“Children are made readers on the laps of their parents.” Emilie Buchwald
My 9 month old grandson is shown here with the library’s Mother Goose storyteller. While she is a familiar figure to him by now, he seems to find it a bit intimidating to be in such close contact with her and her fantastical flying fowl.
NOTE: This suit looks much better with a shirt, but it was more than 80 degrees when the picture was taken this week!
Since Alastair was a few months old, his mother has read to him and taken him to the weekly toddlers’ Mother Goose Story Time at the public library. Not only does it give him enriching opportunities to hear more language and have social interaction with other children, it gives my daughter opportunities to meet other like minded mothers. They both enjoy it.
I thought it would be fun for him to have a special outfit for library day. Alastair’s parents are avid readers and will do everything they can to encourage him to share their love of books. The pattern for the shoulder button Jon-Jon suit is Glenn from Children’s Corner and includes the button on bib. The machine embroidered Mother Goose is from Babylock’s Mother Goose Card 24. The black and white check Glenn suit is the same one used for Alastair’s Halloween outfit. The bib takes less than an hour to make, including the embroidery, so making one for a special occasion is not time consuming.
I’ve had this pattern for 20-25 years and made it up for the first time for Alastair. But it brings back a lot of fond memories I have of beloved, legendary Elizabeth Travis Johnson, who designed this and many of the earlier Children’s Corner patterns. Those new to the world of smocking and heirloom sewing might not recognize the name.
Mrs. Johnson was the author of The Complete Book of Sewing for Children, an invaluable classic reference book. For many years, she wrote a regular column in Sew Beautiful magazine, answering readers construction questions. She taught sewing to thousands of women around the country. She taught at Martha Pullen’s School of Art Fashion in Huntsville, AL, until she was 85 years old! She sprinkled tidbits of wisdom for every day life in every class.

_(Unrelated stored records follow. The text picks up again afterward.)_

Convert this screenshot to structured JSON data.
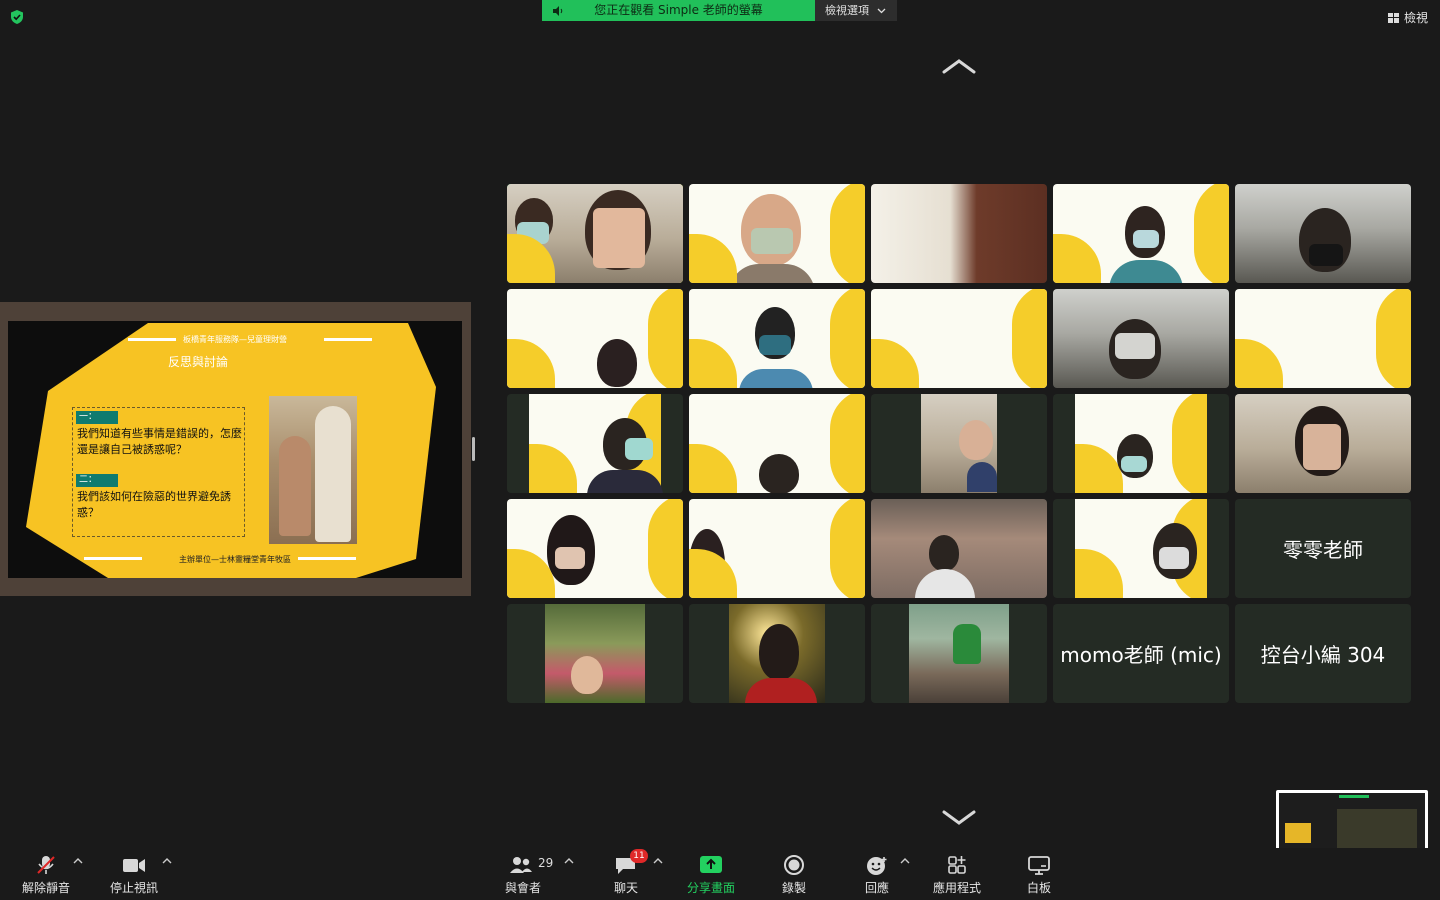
{
  "top_bar": {
    "banner_text": "您正在觀看 Simple 老師的螢幕",
    "view_options_label": "檢視選項",
    "view_label": "檢視"
  },
  "shared_slide": {
    "header": "板橋青年服務隊—兒童理財營",
    "title": "反思與討論",
    "q1_tag": "一：",
    "q1_text": "我們知道有些事情是錯誤的，怎麼還是讓自己被誘惑呢？",
    "q2_tag": "二：",
    "q2_text": "我們該如何在險惡的世界避免誘惑？",
    "footer": "主辦單位—士林靈糧堂青年牧區"
  },
  "participants": [
    {
      "name": "",
      "style": "active"
    },
    {
      "name": "",
      "style": "video"
    },
    {
      "name": "",
      "style": "video"
    },
    {
      "name": "",
      "style": "video"
    },
    {
      "name": "",
      "style": "video"
    },
    {
      "name": "",
      "style": "video"
    },
    {
      "name": "",
      "style": "video"
    },
    {
      "name": "",
      "style": "video"
    },
    {
      "name": "",
      "style": "video"
    },
    {
      "name": "",
      "style": "video"
    },
    {
      "name": "",
      "style": "video"
    },
    {
      "name": "",
      "style": "video"
    },
    {
      "name": "",
      "style": "video"
    },
    {
      "name": "",
      "style": "video"
    },
    {
      "name": "",
      "style": "video"
    },
    {
      "name": "",
      "style": "video"
    },
    {
      "name": "",
      "style": "video"
    },
    {
      "name": "",
      "style": "video"
    },
    {
      "name": "",
      "style": "video"
    },
    {
      "name": "零零老師",
      "style": "name"
    },
    {
      "name": "",
      "style": "photo"
    },
    {
      "name": "",
      "style": "photo"
    },
    {
      "name": "",
      "style": "photo"
    },
    {
      "name": "momo老師 (mic)",
      "style": "name"
    },
    {
      "name": "控台小編 304",
      "style": "name"
    }
  ],
  "toolbar": {
    "unmute": "解除靜音",
    "stop_video": "停止視訊",
    "participants": "與會者",
    "participant_count": "29",
    "chat": "聊天",
    "chat_badge": "11",
    "share_screen": "分享畫面",
    "record": "錄製",
    "reactions": "回應",
    "apps": "應用程式",
    "whiteboard": "白板",
    "mute_level": "10"
  },
  "colors": {
    "share_green": "#21c05a",
    "active_speaker": "#23d160",
    "slide_yellow": "#f7c323",
    "tag_teal": "#0f7b6f",
    "badge_red": "#e02828"
  }
}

Mrs. Johnson, as most people called her, or Elizabeth, as she asked people to call her, was pure delight. She and her husband Glenn (thus the name of this pattern) had one child, Gwen, for whom the ever popular ruffle sleeve bishop pattern was named. In class discussion about different garment styles and different finishing techniques, she liked to say, “We all have different taste. And that’s a good thing or you would all be after my Glenn!” Though the elderly Mrs. Johnson was almost totally deaf, she was adept at reading lips and taught her classes without a glitch.
Her patterns were more tailored and practical than what is generally considered “heirloom.” Her sample garments had little or no lace because, she would say, “You know, there are more ways to kill a cat than to drown it in buttermilk.”
We were roommates at several sewing schools and what fun we had. Once in Jacksonville, Florida, after a long day of teaching, we had been up late, eating popcorn, laughing and talking in our room with Mildred Turner and a few other teachers. The next night, she was in bed when I returned from teaching a night class. On the bathroom mirror, penned in lipstick, was the message, “I’m napping. Wake me for the party.” I did. After another wild night of laughing and popcorn revelry, she conscientiously cleaned the lipstick message from the mirror.
Some time later, Mrs. Johnson sent me a spool doll she had made, using wooden spools and dressed in a simple calico sewing novelty print. In her note, she said it was a party doll.
Mrs. Johnson joined her dear Glenn in heaven in 2003. Every time I look at that doll, hanging in my sewing room, I am reminded of one of her most famous quotes: “Really I don’t dislike to cook, but what you cook is eaten so quickly. When you sew, you have something that will last to show for your efforts.”
Please forgive me for my wordy stroll down Memory Lane. But I know Mrs. Johnson would have enjoyed seeing Alastair in his Glenn suits and bibs.